In an interview last month Parker Harris and Marc Benioff told the story of how when they first launched the company, they were trying to raise money and nobody would give them a dime. Benioff said he went to every venture capital in Silicon Valley — and was turned down every single time. This could be a lesson for every startup out there with a vision, who is not able to find conventional financing for your idea. Salesforce found the money, but it took one on one fundraising, rather than the traditional VC route. The company famously launched in an apartment that Benioff rented, and he put up some of his own money to buy the company’s first computers. Then it was time to go downtown and ask the VCs for money and it did not go well. “I had to go hat in hand, like I was a high tech beggar, down to Silicon Valley to raise some money…And as I go from venture capitalist to venture capitalist to venture capitalist — and a lot of them are my friends, people I’ve gone to lunch with — and each and every one of them said no,” Benioff said. “Salesforce was never able to raise a single dollar from a venture capitalist,” he added. He suggested there were a lot of reasons for that including competitors who would call after his meetings and deliberately sabotage him or people who simply didn’t believe in the cloud as a vision of the future of software. Whatever the reasons, Salesforce was eventually able to raise over $60 million from private individual investors, before going public in 2004. In the context of today’s venture capital environment, it is pretty tough to imagine a guy like Benioff not finding one taker, especially when you consider that he was not exactly an unknown quantity. And still no one would write him a check. But this wasn’t now. It was in the late 1990s when nobody was thinking about cloud computing and the notion of software on the internet was a distant ida. Benioff was imagining something completely different and not one firm had the vision to see what was coming. Today, Salesforce is a $10 billion company and those folks that turned him down have to be wondering what they were thinking

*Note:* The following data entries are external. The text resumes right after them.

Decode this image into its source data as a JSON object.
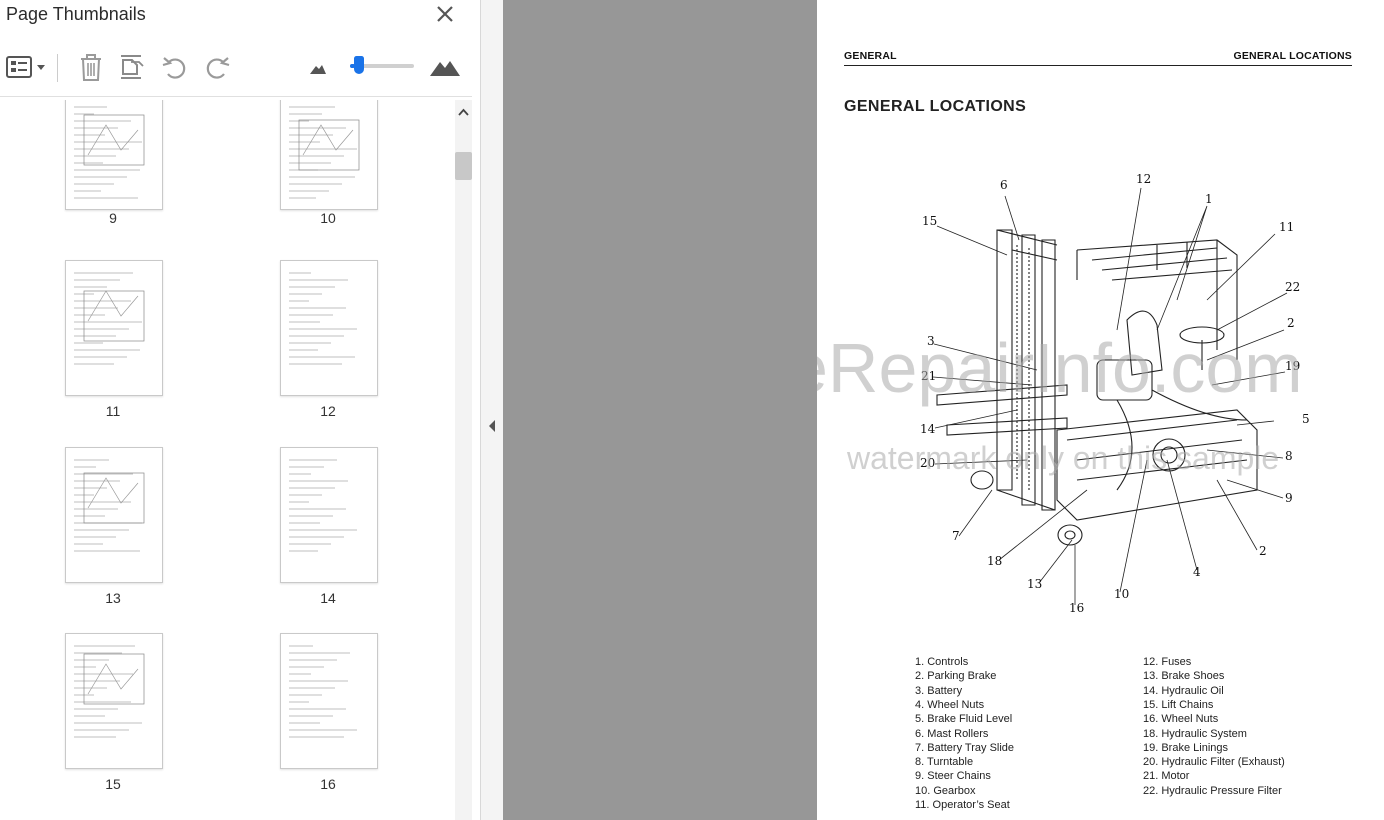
{
  "panel": {
    "title": "Page Thumbnails",
    "icons": [
      "page-options-icon",
      "trash-icon",
      "insert-page-icon",
      "rotate-left-icon",
      "rotate-right-icon",
      "small-mountain-icon",
      "large-mountain-icon"
    ],
    "zoom_slider_level": 0.08,
    "thumbnails": [
      {
        "page": "9"
      },
      {
        "page": "10"
      },
      {
        "page": "11"
      },
      {
        "page": "12"
      },
      {
        "page": "13"
      },
      {
        "page": "14"
      },
      {
        "page": "15"
      },
      {
        "page": "16"
      }
    ]
  },
  "document": {
    "header_left": "GENERAL",
    "header_right": "GENERAL LOCATIONS",
    "heading": "GENERAL LOCATIONS",
    "callouts": [
      "6",
      "12",
      "1",
      "15",
      "11",
      "22",
      "3",
      "2",
      "21",
      "19",
      "14",
      "5",
      "20",
      "8",
      "9",
      "7",
      "18",
      "2",
      "13",
      "4",
      "16",
      "10"
    ],
    "legend_left": [
      "1.  Controls",
      "2.  Parking Brake",
      "3.  Battery",
      "4.  Wheel Nuts",
      "5.  Brake Fluid Level",
      "6.  Mast Rollers",
      "7.  Battery Tray Slide",
      "8.  Turntable",
      "9.  Steer Chains",
      "10.  Gearbox",
      "11.  Operator’s Seat"
    ],
    "legend_right": [
      "12.  Fuses",
      "13.  Brake Shoes",
      "14.  Hydraulic Oil",
      "15.  Lift Chains",
      "16.  Wheel Nuts",
      "18.  Hydraulic System",
      "19.  Brake Linings",
      "20.  Hydraulic Filter (Exhaust)",
      "21.  Motor",
      "22.  Hydraulic Pressure Filter"
    ],
    "watermark_main": "eRepairInfo.com",
    "watermark_sub": "watermark only on this sample"
  },
  "colors": {
    "accent": "#1a73e8",
    "gray_area": "#979797",
    "icon": "#8a8a8a"
  }
}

Facebook’s chief executive is expected to strike a conciliatory tone about user data on Tuesday when he speaks to members of the European Parliament.